This leaves us at a fork in the road. Do we guess whether or not a person is physically capable of performing a job, or do we test him? Statistically speaking, it makes sense to use a physical ability test, but not all tests are created equal and not all jobs warrant a physical ability test.
The ADA, as ruled in Indergard v. Georgia Pacific Corp., requires a test to be given post offer if it meets any one of the seven criteria below (EEOC interpretative guidelines, http://www.eeoc.gov/policy/docs/guidance-inquiries.html).
1. The test is administered by a health care professional.
2. The test is interpreted by a health care professional.
3. The test is designed to reveal an impairment of physical or mental health.
4. The test is invasive (such as involving measurement of blood pressure or heart rate).
5. The test measures an employee's performance of a task or measures his/her physiological response to performing the task.
6. The test normally is given in a medical setting.
7. Medical equipment is used.
The EEOC's guidelines state that just one of items above may be enough to determine that a test or procedure is a medical exam, and therefore needs to be given post-offer.
Post-offer physical ability tests that are considered medical tests for new hires and return to work are both legal and effective for employment selection decisions, so long as the tests are job specific. Be careful, though, not to turn an agility test into a medical examination or use a test as part of a medical exam if it is not job specific.

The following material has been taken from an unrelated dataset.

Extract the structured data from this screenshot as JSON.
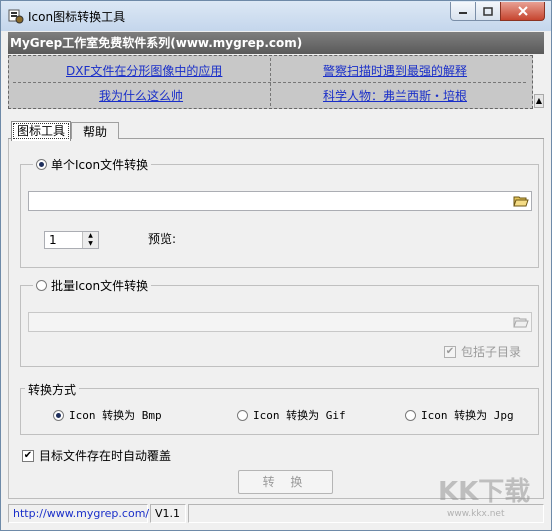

Agility tests or work simulation tests monitor an employee's ability to perform a job's essential physical requirements, such as lifting or other "job task simulations." But do you really want to administer an agility test? Several issues can arise with this type of test.

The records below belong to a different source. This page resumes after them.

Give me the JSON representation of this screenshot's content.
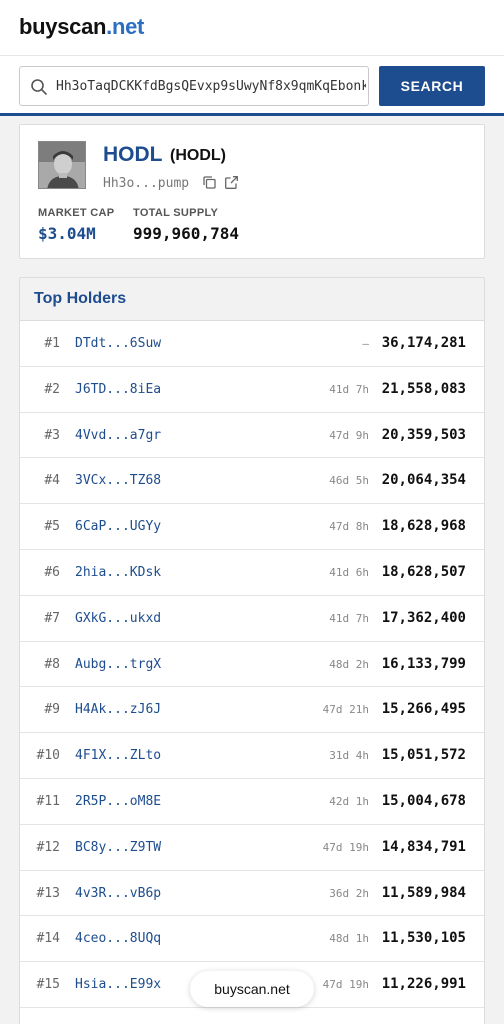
{
  "header": {
    "logo_part1": "buyscan",
    "logo_part2": ".net"
  },
  "search": {
    "value": "Hh3oTaqDCKKfdBgsQEvxp9sUwyNf8x9qmKqEbonk",
    "button_label": "SEARCH"
  },
  "token": {
    "name": "HODL",
    "symbol": "(HODL)",
    "address_short": "Hh3o...pump",
    "market_cap_label": "MARKET CAP",
    "market_cap": "$3.04M",
    "total_supply_label": "TOTAL SUPPLY",
    "total_supply": "999,960,784"
  },
  "holders": {
    "title": "Top Holders",
    "rows": [
      {
        "rank": "#1",
        "address": "DTdt...6Suw",
        "age": "–",
        "amount": "36,174,281"
      },
      {
        "rank": "#2",
        "address": "J6TD...8iEa",
        "age": "41d 7h",
        "amount": "21,558,083"
      },
      {
        "rank": "#3",
        "address": "4Vvd...a7gr",
        "age": "47d 9h",
        "amount": "20,359,503"
      },
      {
        "rank": "#4",
        "address": "3VCx...TZ68",
        "age": "46d 5h",
        "amount": "20,064,354"
      },
      {
        "rank": "#5",
        "address": "6CaP...UGYy",
        "age": "47d 8h",
        "amount": "18,628,968"
      },
      {
        "rank": "#6",
        "address": "2hia...KDsk",
        "age": "41d 6h",
        "amount": "18,628,507"
      },
      {
        "rank": "#7",
        "address": "GXkG...ukxd",
        "age": "41d 7h",
        "amount": "17,362,400"
      },
      {
        "rank": "#8",
        "address": "Aubg...trgX",
        "age": "48d 2h",
        "amount": "16,133,799"
      },
      {
        "rank": "#9",
        "address": "H4Ak...zJ6J",
        "age": "47d 21h",
        "amount": "15,266,495"
      },
      {
        "rank": "#10",
        "address": "4F1X...ZLto",
        "age": "31d 4h",
        "amount": "15,051,572"
      },
      {
        "rank": "#11",
        "address": "2R5P...oM8E",
        "age": "42d 1h",
        "amount": "15,004,678"
      },
      {
        "rank": "#12",
        "address": "BC8y...Z9TW",
        "age": "47d 19h",
        "amount": "14,834,791"
      },
      {
        "rank": "#13",
        "address": "4v3R...vB6p",
        "age": "36d 2h",
        "amount": "11,589,984"
      },
      {
        "rank": "#14",
        "address": "4ceo...8UQq",
        "age": "48d 1h",
        "amount": "11,530,105"
      },
      {
        "rank": "#15",
        "address": "Hsia...E99x",
        "age": "47d 19h",
        "amount": "11,226,991"
      }
    ]
  },
  "footer": {
    "pill_label": "buyscan.net"
  },
  "colors": {
    "accent": "#1e4d8f",
    "logo_blue": "#2c6fc1"
  }
}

First, is there consistency in test administration? In other words, is every test given in the same manner and scored the same at each location by each test administrator? Health professionals are trained to administer tests in an objective and reliable manner. If the health professional is external to the organization, there is even less potential for bias in test administration and scoring.

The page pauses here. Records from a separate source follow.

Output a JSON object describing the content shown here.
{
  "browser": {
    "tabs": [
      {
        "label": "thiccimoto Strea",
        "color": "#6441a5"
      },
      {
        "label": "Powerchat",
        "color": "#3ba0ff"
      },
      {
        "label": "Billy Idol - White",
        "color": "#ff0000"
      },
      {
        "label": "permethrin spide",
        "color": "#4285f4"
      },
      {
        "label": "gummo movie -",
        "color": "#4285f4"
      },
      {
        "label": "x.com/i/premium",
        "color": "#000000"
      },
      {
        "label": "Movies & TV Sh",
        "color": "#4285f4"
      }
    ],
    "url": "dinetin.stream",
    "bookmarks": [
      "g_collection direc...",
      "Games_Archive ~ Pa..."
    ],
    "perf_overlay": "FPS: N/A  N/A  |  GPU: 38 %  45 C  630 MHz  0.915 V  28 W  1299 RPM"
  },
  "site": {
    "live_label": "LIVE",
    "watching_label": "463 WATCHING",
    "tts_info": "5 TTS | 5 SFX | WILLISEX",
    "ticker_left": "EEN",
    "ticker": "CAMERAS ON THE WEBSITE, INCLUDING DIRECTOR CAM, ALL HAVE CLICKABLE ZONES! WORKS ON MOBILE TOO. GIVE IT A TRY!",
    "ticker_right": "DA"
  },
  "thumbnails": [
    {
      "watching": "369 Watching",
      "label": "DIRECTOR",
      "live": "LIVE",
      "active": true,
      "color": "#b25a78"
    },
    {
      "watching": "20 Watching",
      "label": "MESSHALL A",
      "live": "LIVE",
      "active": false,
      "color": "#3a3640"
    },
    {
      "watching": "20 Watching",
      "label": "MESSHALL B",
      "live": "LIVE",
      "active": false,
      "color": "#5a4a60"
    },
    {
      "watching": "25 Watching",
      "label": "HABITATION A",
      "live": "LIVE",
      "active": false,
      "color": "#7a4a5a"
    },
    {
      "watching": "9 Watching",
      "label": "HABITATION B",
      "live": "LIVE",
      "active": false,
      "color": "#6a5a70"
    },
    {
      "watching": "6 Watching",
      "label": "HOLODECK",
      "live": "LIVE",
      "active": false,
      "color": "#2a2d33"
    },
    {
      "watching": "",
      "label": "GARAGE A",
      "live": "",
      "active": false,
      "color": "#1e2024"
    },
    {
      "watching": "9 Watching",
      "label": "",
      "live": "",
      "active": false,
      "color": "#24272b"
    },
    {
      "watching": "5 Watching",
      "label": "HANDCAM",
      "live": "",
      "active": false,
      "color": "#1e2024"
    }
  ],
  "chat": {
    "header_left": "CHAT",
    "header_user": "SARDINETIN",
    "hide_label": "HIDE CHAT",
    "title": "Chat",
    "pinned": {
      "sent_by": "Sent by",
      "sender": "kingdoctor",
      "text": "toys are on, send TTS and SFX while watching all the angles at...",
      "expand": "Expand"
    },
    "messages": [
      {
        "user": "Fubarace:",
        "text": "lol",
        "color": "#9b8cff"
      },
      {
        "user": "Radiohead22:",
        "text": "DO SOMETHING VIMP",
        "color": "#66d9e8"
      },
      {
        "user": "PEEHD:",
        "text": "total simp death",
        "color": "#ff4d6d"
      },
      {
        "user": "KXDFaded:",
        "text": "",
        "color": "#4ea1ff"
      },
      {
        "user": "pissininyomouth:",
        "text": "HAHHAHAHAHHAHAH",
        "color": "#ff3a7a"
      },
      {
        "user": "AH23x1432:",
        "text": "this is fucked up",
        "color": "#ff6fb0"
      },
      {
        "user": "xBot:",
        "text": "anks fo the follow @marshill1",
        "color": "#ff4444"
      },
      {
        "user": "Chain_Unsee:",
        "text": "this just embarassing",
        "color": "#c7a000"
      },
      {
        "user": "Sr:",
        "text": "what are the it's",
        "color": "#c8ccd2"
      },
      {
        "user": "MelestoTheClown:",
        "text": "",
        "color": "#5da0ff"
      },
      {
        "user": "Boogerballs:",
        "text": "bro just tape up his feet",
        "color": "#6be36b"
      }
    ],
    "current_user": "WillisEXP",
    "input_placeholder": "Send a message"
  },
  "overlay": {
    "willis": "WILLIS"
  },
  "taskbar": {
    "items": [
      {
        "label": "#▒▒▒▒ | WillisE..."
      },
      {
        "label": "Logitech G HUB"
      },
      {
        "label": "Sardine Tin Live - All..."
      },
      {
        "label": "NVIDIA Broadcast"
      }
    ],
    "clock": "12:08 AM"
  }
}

Second, when administering a pre-offer agility test or job task simulation, the test administrator cannot ask any medical history questions and cannot take physiological measurements such as heart rate or blood pressure in order to ensure it is safe for this person to take the test. Without such information, the test administrator is "flying blind." Who do you think is liable if a person is injured as a result of your test? Such questions and measurements would deem the test to be a "medical test," though, which would mean it would need to be given post-offer.
Third, you can only observe "job task simulations," such as lifting or walking, etc. Performing these tasks without benefit of taking heart rate or other physiologic information only tells the test administrator whether the person can perform that task one time, not whether the person can perform the task multiple times over an extended period.
In other words, brief job task simulations are often not particularly effective for evaluating an individual's ability to perform a job that has a significant extended energy expenditure requirement. Thus, such tests would not necessarily identify an individual who would not be able to repeatedly perform essential job demands over the course of a shift.
To test for endurance, there would need to be quantification of the requirement of that specific job, and the test would provide an objective assessment of the individual’s ability to sustain the measured requirement over the course of the shift.
So here we are at the crossroads. Do we go on looks alone? Do we use a less effective agility test? Or do you use a validated post-offer physical ability test for the best ROI? The decision is yours.